Copy the data below. Keep every line exactly as it is.

Element data from apps and pages
*** Begin section ***
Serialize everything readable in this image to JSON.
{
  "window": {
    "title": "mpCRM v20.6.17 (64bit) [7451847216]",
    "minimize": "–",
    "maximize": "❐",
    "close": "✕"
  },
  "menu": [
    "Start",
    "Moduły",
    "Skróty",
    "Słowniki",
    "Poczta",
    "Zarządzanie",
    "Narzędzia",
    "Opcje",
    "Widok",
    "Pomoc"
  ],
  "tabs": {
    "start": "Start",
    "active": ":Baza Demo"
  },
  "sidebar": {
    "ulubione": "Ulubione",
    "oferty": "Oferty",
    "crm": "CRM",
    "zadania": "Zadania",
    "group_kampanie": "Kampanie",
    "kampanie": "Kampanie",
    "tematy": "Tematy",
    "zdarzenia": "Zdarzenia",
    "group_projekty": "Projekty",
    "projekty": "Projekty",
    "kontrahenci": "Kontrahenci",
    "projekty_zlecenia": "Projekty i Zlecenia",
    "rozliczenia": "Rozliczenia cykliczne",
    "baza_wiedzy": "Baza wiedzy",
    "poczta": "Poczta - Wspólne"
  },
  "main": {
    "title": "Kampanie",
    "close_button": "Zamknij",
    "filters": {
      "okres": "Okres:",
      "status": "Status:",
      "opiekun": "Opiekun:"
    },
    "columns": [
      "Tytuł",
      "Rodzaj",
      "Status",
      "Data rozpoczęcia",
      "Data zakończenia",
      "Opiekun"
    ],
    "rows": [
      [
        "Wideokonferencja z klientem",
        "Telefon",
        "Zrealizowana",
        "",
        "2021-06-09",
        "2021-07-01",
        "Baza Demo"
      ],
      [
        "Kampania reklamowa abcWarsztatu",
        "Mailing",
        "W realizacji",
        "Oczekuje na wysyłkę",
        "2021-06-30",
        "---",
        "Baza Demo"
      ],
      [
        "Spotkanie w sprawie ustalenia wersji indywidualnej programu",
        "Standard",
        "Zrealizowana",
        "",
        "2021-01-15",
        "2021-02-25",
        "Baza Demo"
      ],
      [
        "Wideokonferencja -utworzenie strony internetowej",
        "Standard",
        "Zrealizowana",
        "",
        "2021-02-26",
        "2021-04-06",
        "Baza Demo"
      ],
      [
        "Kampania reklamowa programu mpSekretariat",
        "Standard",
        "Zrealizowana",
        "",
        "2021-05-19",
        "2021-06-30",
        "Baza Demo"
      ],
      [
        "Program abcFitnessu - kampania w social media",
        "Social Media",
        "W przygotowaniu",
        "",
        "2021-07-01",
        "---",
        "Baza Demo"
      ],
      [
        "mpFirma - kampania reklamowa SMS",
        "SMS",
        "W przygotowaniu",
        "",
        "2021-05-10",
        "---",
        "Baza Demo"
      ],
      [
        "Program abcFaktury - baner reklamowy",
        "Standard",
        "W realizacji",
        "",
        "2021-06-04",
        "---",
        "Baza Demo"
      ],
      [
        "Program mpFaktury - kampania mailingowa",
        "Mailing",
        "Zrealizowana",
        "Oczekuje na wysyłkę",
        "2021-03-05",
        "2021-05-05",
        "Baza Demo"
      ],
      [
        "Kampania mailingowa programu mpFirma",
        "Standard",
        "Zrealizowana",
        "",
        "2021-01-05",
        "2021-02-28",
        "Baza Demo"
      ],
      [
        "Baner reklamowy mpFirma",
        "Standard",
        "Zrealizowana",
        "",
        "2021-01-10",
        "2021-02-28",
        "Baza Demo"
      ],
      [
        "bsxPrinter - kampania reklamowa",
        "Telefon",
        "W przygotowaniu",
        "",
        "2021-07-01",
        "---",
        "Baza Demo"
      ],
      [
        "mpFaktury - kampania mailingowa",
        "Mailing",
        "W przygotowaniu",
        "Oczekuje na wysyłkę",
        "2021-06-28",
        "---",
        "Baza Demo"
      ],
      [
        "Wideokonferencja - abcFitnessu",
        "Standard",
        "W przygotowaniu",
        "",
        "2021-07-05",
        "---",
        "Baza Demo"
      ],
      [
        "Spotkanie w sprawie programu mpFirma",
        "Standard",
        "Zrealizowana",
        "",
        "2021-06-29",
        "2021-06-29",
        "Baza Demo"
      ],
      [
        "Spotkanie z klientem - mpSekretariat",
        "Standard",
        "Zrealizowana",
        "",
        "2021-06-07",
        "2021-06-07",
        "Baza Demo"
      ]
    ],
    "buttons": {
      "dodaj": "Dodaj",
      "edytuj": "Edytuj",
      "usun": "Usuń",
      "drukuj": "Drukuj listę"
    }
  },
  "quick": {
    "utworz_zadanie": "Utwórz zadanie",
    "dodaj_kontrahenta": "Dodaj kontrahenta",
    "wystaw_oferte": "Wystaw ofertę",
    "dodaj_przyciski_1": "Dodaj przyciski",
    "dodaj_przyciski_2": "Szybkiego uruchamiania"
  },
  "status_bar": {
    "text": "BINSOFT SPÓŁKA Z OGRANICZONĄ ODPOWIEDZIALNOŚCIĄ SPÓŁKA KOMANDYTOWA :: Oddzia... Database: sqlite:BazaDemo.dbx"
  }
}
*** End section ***
* **Output for this exercise**:
Serialize everything readable in this image to JSON.
{
  "window": {
    "title": "mpCRM v20.6.17 (64bit) [7451847216]",
    "minimize": "–",
    "maximize": "❐",
    "close": "✕"
  },
  "menu": [
    "Start",
    "Moduły",
    "Skróty",
    "Słowniki",
    "Poczta",
    "Zarządzanie",
    "Narzędzia",
    "Opcje",
    "Widok",
    "Pomoc"
  ],
  "tabs": {
    "start": "Start",
    "active": ":Baza Demo"
  },
  "sidebar": {
    "ulubione": "Ulubione",
    "oferty": "Oferty",
    "crm": "CRM",
    "zadania": "Zadania",
    "group_kampanie": "Kampanie",
    "kampanie": "Kampanie",
    "tematy": "Tematy",
    "zdarzenia": "Zdarzenia",
    "group_projekty": "Projekty",
    "projekty": "Projekty",
    "kontrahenci": "Kontrahenci",
    "projekty_zlecenia": "Projekty i Zlecenia",
    "rozliczenia": "Rozliczenia cykliczne",
    "baza_wiedzy": "Baza wiedzy",
    "poczta": "Poczta - Wspólne"
  },
  "main": {
    "title": "Kampanie",
    "close_button": "Zamknij",
    "filters": {
      "okres": "Okres:",
      "status": "Status:",
      "opiekun": "Opiekun:"
    },
    "columns": [
      "Tytuł",
      "Rodzaj",
      "Status",
      "Data rozpoczęcia",
      "Data zakończenia",
      "Opiekun"
    ],
    "rows": [
      [
        "Wideokonferencja z klientem",
        "Telefon",
        "Zrealizowana",
        "",
        "2021-06-09",
        "2021-07-01",
        "Baza Demo"
      ],
      [
        "Kampania reklamowa abcWarsztatu",
        "Mailing",
        "W realizacji",
        "Oczekuje na wysyłkę",
        "2021-06-30",
        "---",
        "Baza Demo"
      ],
      [
        "Spotkanie w sprawie ustalenia wersji indywidualnej programu",
        "Standard",
        "Zrealizowana",
        "",
        "2021-01-15",
        "2021-02-25",
        "Baza Demo"
      ],
      [
        "Wideokonferencja -utworzenie strony internetowej",
        "Standard",
        "Zrealizowana",
        "",
        "2021-02-26",
        "2021-04-06",
        "Baza Demo"
      ],
      [
        "Kampania reklamowa programu mpSekretariat",
        "Standard",
        "Zrealizowana",
        "",
        "2021-05-19",
        "2021-06-30",
        "Baza Demo"
      ],
      [
        "Program abcFitnessu - kampania w social media",
        "Social Media",
        "W przygotowaniu",
        "",
        "2021-07-01",
        "---",
        "Baza Demo"
      ],
      [
        "mpFirma - kampania reklamowa SMS",
        "SMS",
        "W przygotowaniu",
        "",
        "2021-05-10",
        "---",
        "Baza Demo"
      ],
      [
        "Program abcFaktury - baner reklamowy",
        "Standard",
        "W realizacji",
        "",
        "2021-06-04",
        "---",
        "Baza Demo"
      ],
      [
        "Program mpFaktury - kampania mailingowa",
        "Mailing",
        "Zrealizowana",
        "Oczekuje na wysyłkę",
        "2021-03-05",
        "2021-05-05",
        "Baza Demo"
      ],
      [
        "Kampania mailingowa programu mpFirma",
        "Standard",
        "Zrealizowana",
        "",
        "2021-01-05",
        "2021-02-28",
        "Baza Demo"
      ],
      [
        "Baner reklamowy mpFirma",
        "Standard",
        "Zrealizowana",
        "",
        "2021-01-10",
        "2021-02-28",
        "Baza Demo"
      ],
      [
        "bsxPrinter - kampania reklamowa",
        "Telefon",
        "W przygotowaniu",
        "",
        "2021-07-01",
        "---",
        "Baza Demo"
      ],
      [
        "mpFaktury - kampania mailingowa",
        "Mailing",
        "W przygotowaniu",
        "Oczekuje na wysyłkę",
        "2021-06-28",
        "---",
        "Baza Demo"
      ],
      [
        "Wideokonferencja - abcFitnessu",
        "Standard",
        "W przygotowaniu",
        "",
        "2021-07-05",
        "---",
        "Baza Demo"
      ],
      [
        "Spotkanie w sprawie programu mpFirma",
        "Standard",
        "Zrealizowana",
        "",
        "2021-06-29",
        "2021-06-29",
        "Baza Demo"
      ],
      [
        "Spotkanie z klientem - mpSekretariat",
        "Standard",
        "Zrealizowana",
        "",
        "2021-06-07",
        "2021-06-07",
        "Baza Demo"
      ]
    ],
    "buttons": {
      "dodaj": "Dodaj",
      "edytuj": "Edytuj",
      "usun": "Usuń",
      "drukuj": "Drukuj listę"
    }
  },
  "quick": {
    "utworz_zadanie": "Utwórz zadanie",
    "dodaj_kontrahenta": "Dodaj kontrahenta",
    "wystaw_oferte": "Wystaw ofertę",
    "dodaj_przyciski_1": "Dodaj przyciski",
    "dodaj_przyciski_2": "Szybkiego uruchamiania"
  },
  "status_bar": {
    "text": "BINSOFT SPÓŁKA Z OGRANICZONĄ ODPOWIEDZIALNOŚCIĄ SPÓŁKA KOMANDYTOWA :: Oddzia... Database: sqlite:BazaDemo.dbx"
  }
}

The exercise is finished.